As time marches forward, we as a society seem to fixate on and grow nostalgic for what has come before. Be it trends from our youth, or the technology we grew up with in an advanced society such as ours. For example, VHS tapes still have a significant hold in popular culture to the point that there is still numerous movies and shows made with that aesthetic, and collectives and found footage groups assemble and collect tapes en-mass. What was a cornerstone of the pst continues to shape the present and future. This is an underlying theme in the funny as hell and surprisingly deep sketch comedy movie, VHYES.
Much like sketch movies of yore such as The Kentucky Fried Movie or The Groove Tube, the film is a series of interconnected spoof commercials, satirical tv shows, and more. All framed around a young boy named Ralph (Mason McNulty) who has just received a camcorder for Christmas, 1987. Accidentally recording over his parents’ wedding tape in order to capture all matter of late night television, commercials, local access shows and so much more as reality itself seems to go off the rails…

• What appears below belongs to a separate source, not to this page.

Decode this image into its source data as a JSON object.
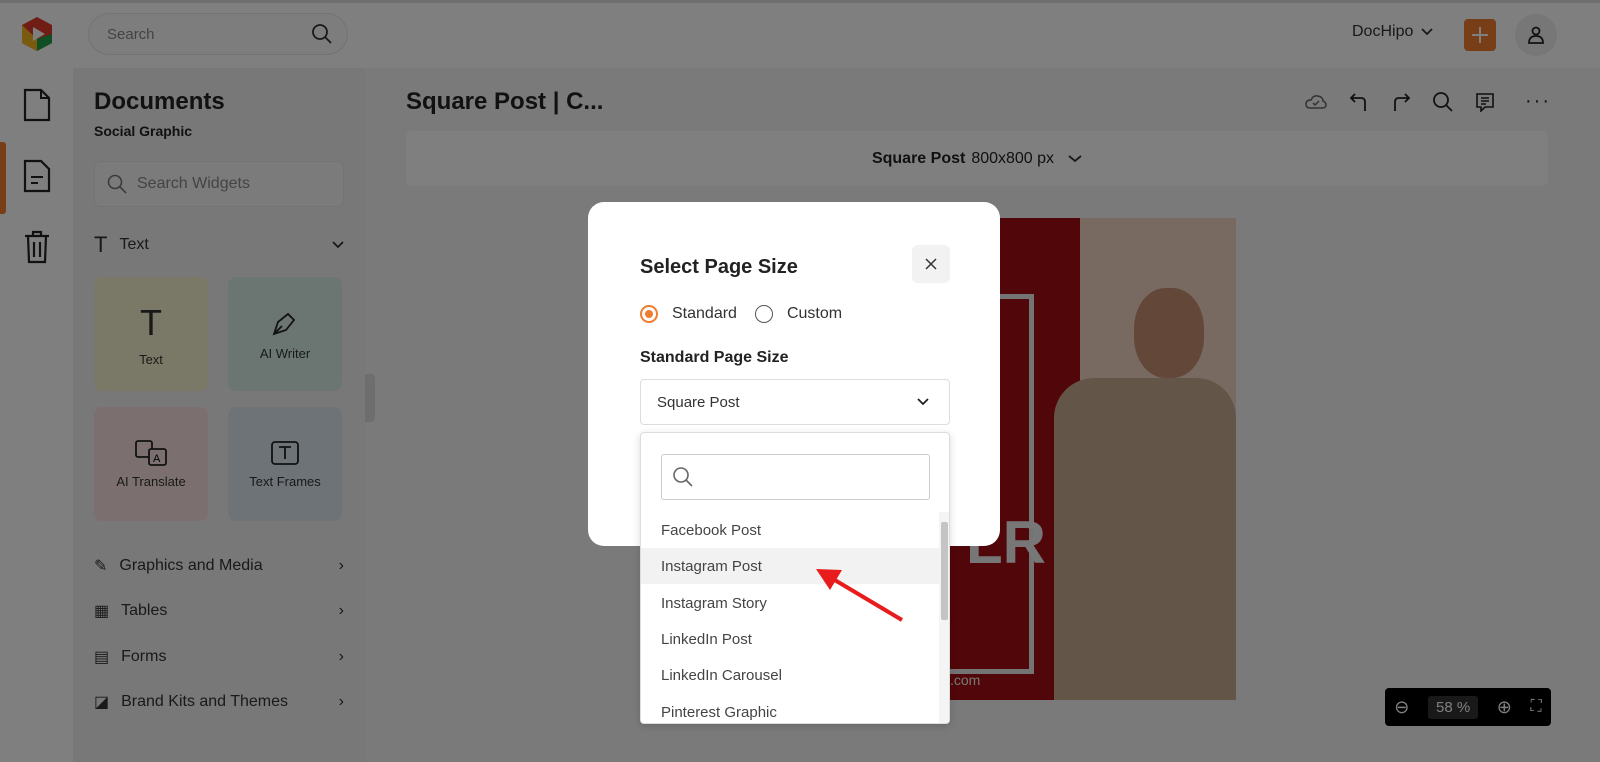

I was fortunate enough to see VHYES for the first tie in theaters at The Alamo, and it truly was a crowd experience. The movie deftly crosses the line between absurdist comedy and nightmare fuel, much like late night programming that you watched and had to wonder: is this a real show, or did I dream it? Segments including Thomas Lennon as a bullying home shopping network host trying to sell things from Confederate pens to ‘bakery baggies’ and Keri Kenney as a cheery local access show host named Joan who isn’t quite what she seems. The film boasts a great ensemble cast of comedy actors for its numerous sketches and faux programs including Mark Proksch, Charlyne Yi, John Gemberling and more.
Oddly, VHYES feels like a more comical sibling to Adam Wingard and Simon Barrett’s magnetic tape horror anthology, VHS. I don’t want to give much away, but there are videos and segments as the story of Ralph’s late night recording progresses that dive head first into the realm of found footage horror. I even jumped out of my seat at a few scares! Most sketches were fairly entertaining, though a couple dragged a little bit due to the nature of the comedy and material they were lampooning such as the inexplicably edited soft-core porn parody, ‘Hot Winter’. The wraparound segment may feel out of place and out of pace at times, but the build up to its overall theme and conclusion made it all worth it and rather thought provoking about homemade media and the world today.
If you’re a fan of the VHS medium as a storytelling element or are just hankering for some fun, weird, sketch comedy with a sprinkling of surreal terror on top, VHYES is more than worth checking out.
VHYES will be released limited theatrically January 17th, 2020